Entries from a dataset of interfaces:

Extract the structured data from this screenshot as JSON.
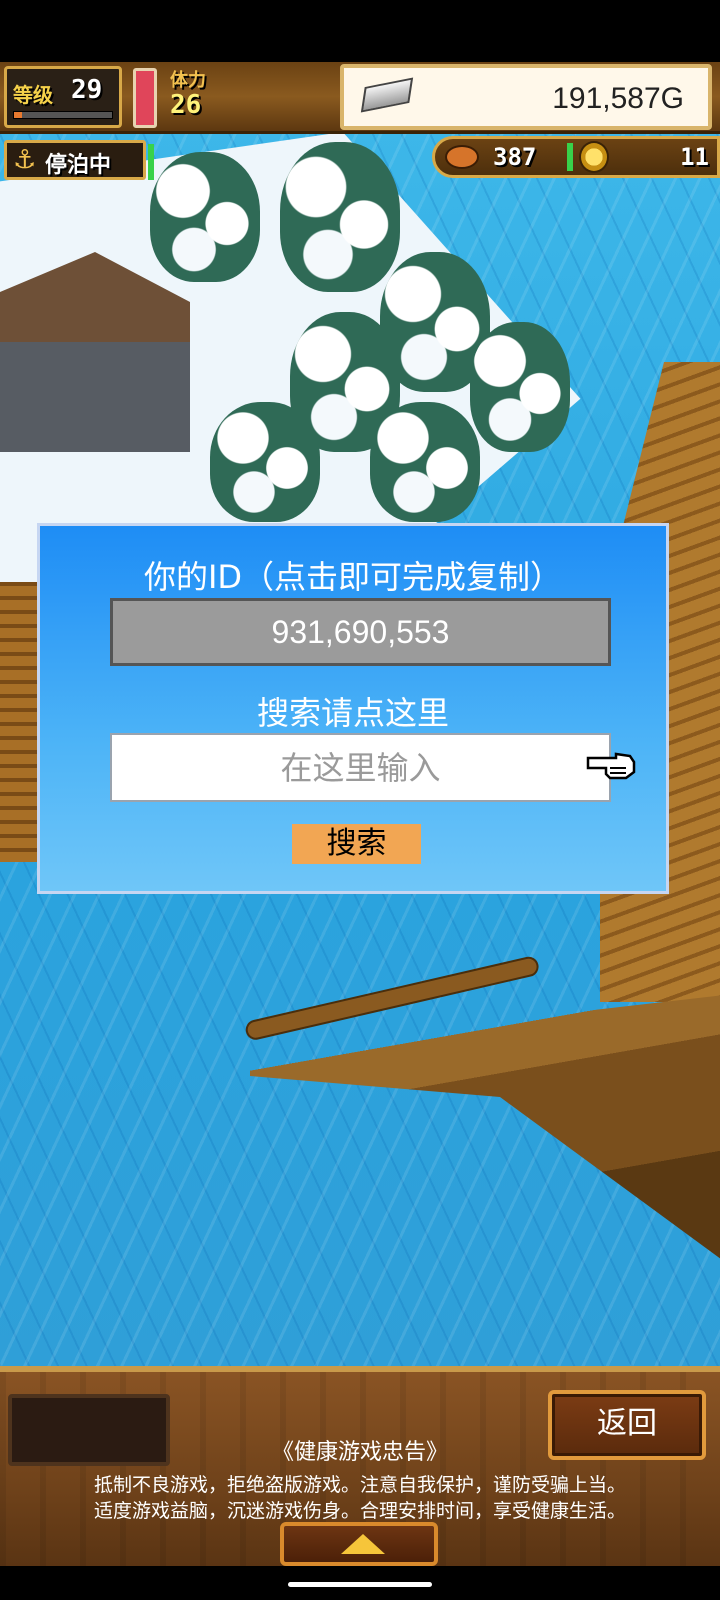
{
  "hud": {
    "level_label": "等级",
    "level": "29",
    "level_progress": 0.08,
    "stamina_label": "体力",
    "stamina": "26",
    "stamina_fill": 1.0,
    "gold": "191,587G",
    "status": "停泊中",
    "food": "387",
    "medals": "11"
  },
  "dialog": {
    "title": "你的ID（点击即可完成复制）",
    "user_id": "931,690,553",
    "search_label": "搜索请点这里",
    "search_placeholder": "在这里输入",
    "search_button": "搜索"
  },
  "bottom": {
    "back_button": "返回",
    "notice_title": "《健康游戏忠告》",
    "notice_line1": "抵制不良游戏，拒绝盗版游戏。注意自我保护，谨防受骗上当。",
    "notice_line2": "适度游戏益脑，沉迷游戏伤身。合理安排时间，享受健康生活。"
  },
  "colors": {
    "dialog_top": "#1e8df5",
    "dialog_bottom": "#6fc6f8",
    "search_button": "#f2a653",
    "sea": "#2aa4df"
  },
  "icons": [
    "anchor-icon",
    "silver-ingot-icon",
    "meat-icon",
    "medal-icon",
    "pointing-hand-icon",
    "up-arrow-icon"
  ]
}
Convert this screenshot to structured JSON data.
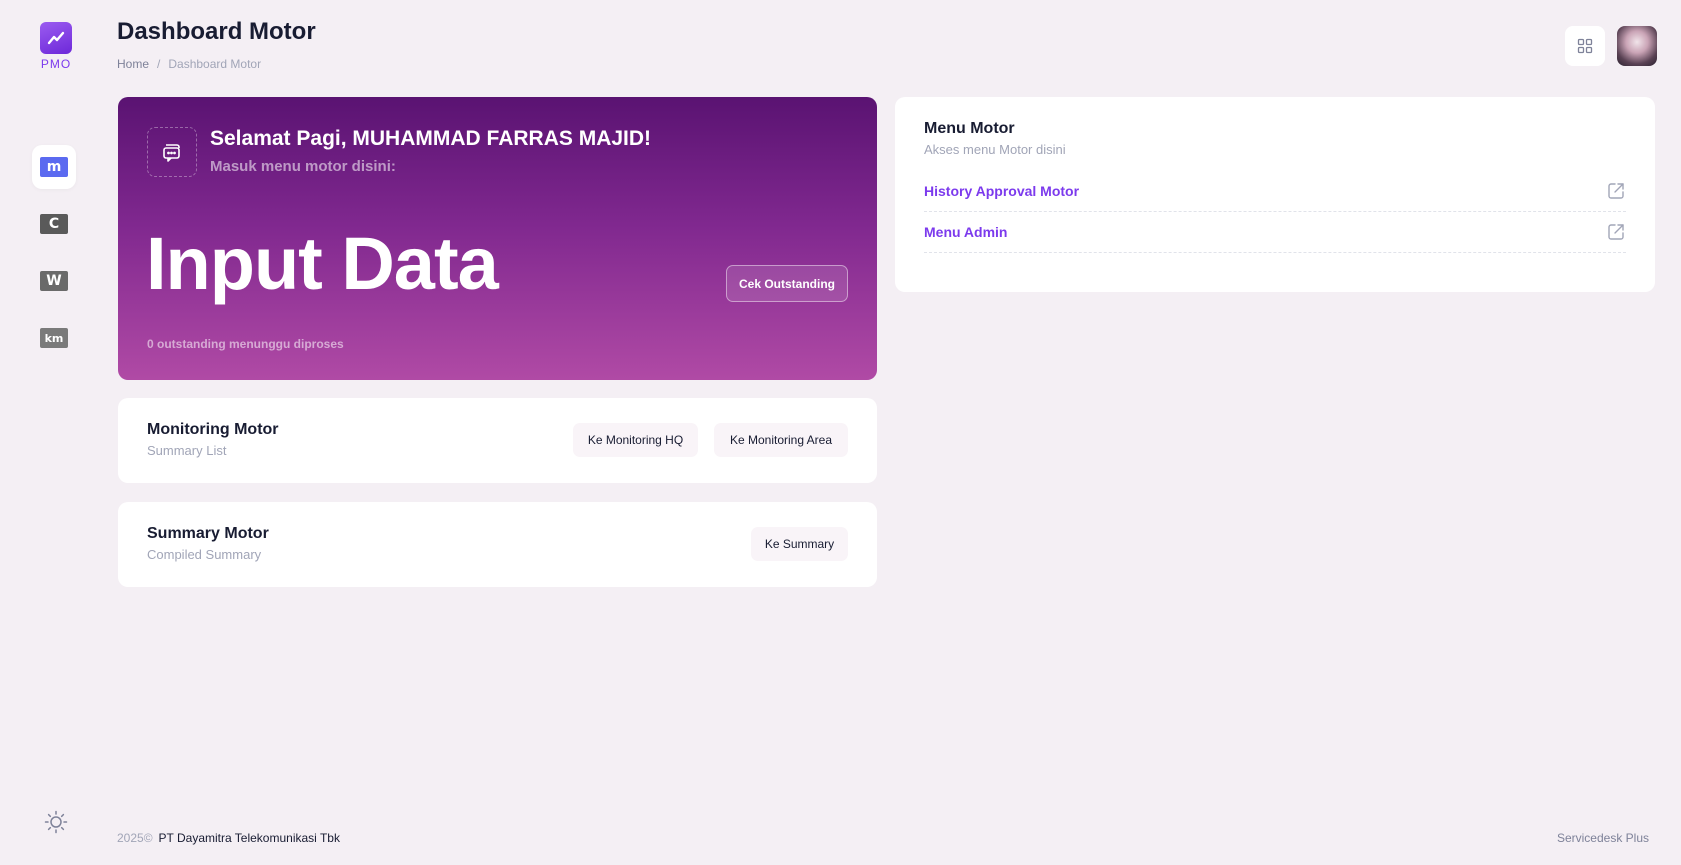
{
  "logo": {
    "text": "PMO"
  },
  "header": {
    "title": "Dashboard Motor",
    "breadcrumb": {
      "home": "Home",
      "separator": "/",
      "current": "Dashboard Motor"
    }
  },
  "sidebar": {
    "items": [
      {
        "name": "m",
        "glyph": "m",
        "color": "#5b6af0",
        "active": true
      },
      {
        "name": "c",
        "glyph": "C",
        "color": "#5a5a5a",
        "active": false
      },
      {
        "name": "w",
        "glyph": "W",
        "color": "#6a6a6a",
        "active": false
      },
      {
        "name": "km",
        "glyph": "km",
        "color": "#7a7a7a",
        "active": false
      }
    ]
  },
  "hero": {
    "greeting": "Selamat Pagi, MUHAMMAD FARRAS MAJID!",
    "subtitle": "Masuk menu motor disini:",
    "big_text": "Input Data",
    "button": "Cek Outstanding",
    "footnote": "0 outstanding menunggu diproses"
  },
  "monitoring": {
    "title": "Monitoring Motor",
    "subtitle": "Summary List",
    "btn_hq": "Ke Monitoring HQ",
    "btn_area": "Ke Monitoring Area"
  },
  "summary": {
    "title": "Summary Motor",
    "subtitle": "Compiled Summary",
    "btn": "Ke Summary"
  },
  "menu_motor": {
    "title": "Menu Motor",
    "subtitle": "Akses menu Motor disini",
    "links": [
      {
        "label": "History Approval Motor"
      },
      {
        "label": "Menu Admin"
      }
    ]
  },
  "footer": {
    "year": "2025©",
    "company": "PT Dayamitra Telekomunikasi Tbk",
    "right": "Servicedesk Plus"
  },
  "colors": {
    "accent": "#7c3aed",
    "hero_top": "#5a1372",
    "hero_bottom": "#b04aa5",
    "background": "#f4eff4"
  }
}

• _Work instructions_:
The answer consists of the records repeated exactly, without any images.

• _Task solution_:
Extract the structured data from this screenshot as JSON.
{
  "hud": {
    "level_label": "等级",
    "level": "29",
    "level_progress": 0.08,
    "stamina_label": "体力",
    "stamina": "26",
    "stamina_fill": 1.0,
    "gold": "191,587G",
    "status": "停泊中",
    "food": "387",
    "medals": "11"
  },
  "dialog": {
    "title": "你的ID（点击即可完成复制）",
    "user_id": "931,690,553",
    "search_label": "搜索请点这里",
    "search_placeholder": "在这里输入",
    "search_button": "搜索"
  },
  "bottom": {
    "back_button": "返回",
    "notice_title": "《健康游戏忠告》",
    "notice_line1": "抵制不良游戏，拒绝盗版游戏。注意自我保护，谨防受骗上当。",
    "notice_line2": "适度游戏益脑，沉迷游戏伤身。合理安排时间，享受健康生活。"
  },
  "colors": {
    "dialog_top": "#1e8df5",
    "dialog_bottom": "#6fc6f8",
    "search_button": "#f2a653",
    "sea": "#2aa4df"
  },
  "icons": [
    "anchor-icon",
    "silver-ingot-icon",
    "meat-icon",
    "medal-icon",
    "pointing-hand-icon",
    "up-arrow-icon"
  ]
}
Convert this screenshot to structured JSON data.
{
  "logo": {
    "text": "PMO"
  },
  "header": {
    "title": "Dashboard Motor",
    "breadcrumb": {
      "home": "Home",
      "separator": "/",
      "current": "Dashboard Motor"
    }
  },
  "sidebar": {
    "items": [
      {
        "name": "m",
        "glyph": "m",
        "color": "#5b6af0",
        "active": true
      },
      {
        "name": "c",
        "glyph": "C",
        "color": "#5a5a5a",
        "active": false
      },
      {
        "name": "w",
        "glyph": "W",
        "color": "#6a6a6a",
        "active": false
      },
      {
        "name": "km",
        "glyph": "km",
        "color": "#7a7a7a",
        "active": false
      }
    ]
  },
  "hero": {
    "greeting": "Selamat Pagi, MUHAMMAD FARRAS MAJID!",
    "subtitle": "Masuk menu motor disini:",
    "big_text": "Input Data",
    "button": "Cek Outstanding",
    "footnote": "0 outstanding menunggu diproses"
  },
  "monitoring": {
    "title": "Monitoring Motor",
    "subtitle": "Summary List",
    "btn_hq": "Ke Monitoring HQ",
    "btn_area": "Ke Monitoring Area"
  },
  "summary": {
    "title": "Summary Motor",
    "subtitle": "Compiled Summary",
    "btn": "Ke Summary"
  },
  "menu_motor": {
    "title": "Menu Motor",
    "subtitle": "Akses menu Motor disini",
    "links": [
      {
        "label": "History Approval Motor"
      },
      {
        "label": "Menu Admin"
      }
    ]
  },
  "footer": {
    "year": "2025©",
    "company": "PT Dayamitra Telekomunikasi Tbk",
    "right": "Servicedesk Plus"
  },
  "colors": {
    "accent": "#7c3aed",
    "hero_top": "#5a1372",
    "hero_bottom": "#b04aa5",
    "background": "#f4eff4"
  }
}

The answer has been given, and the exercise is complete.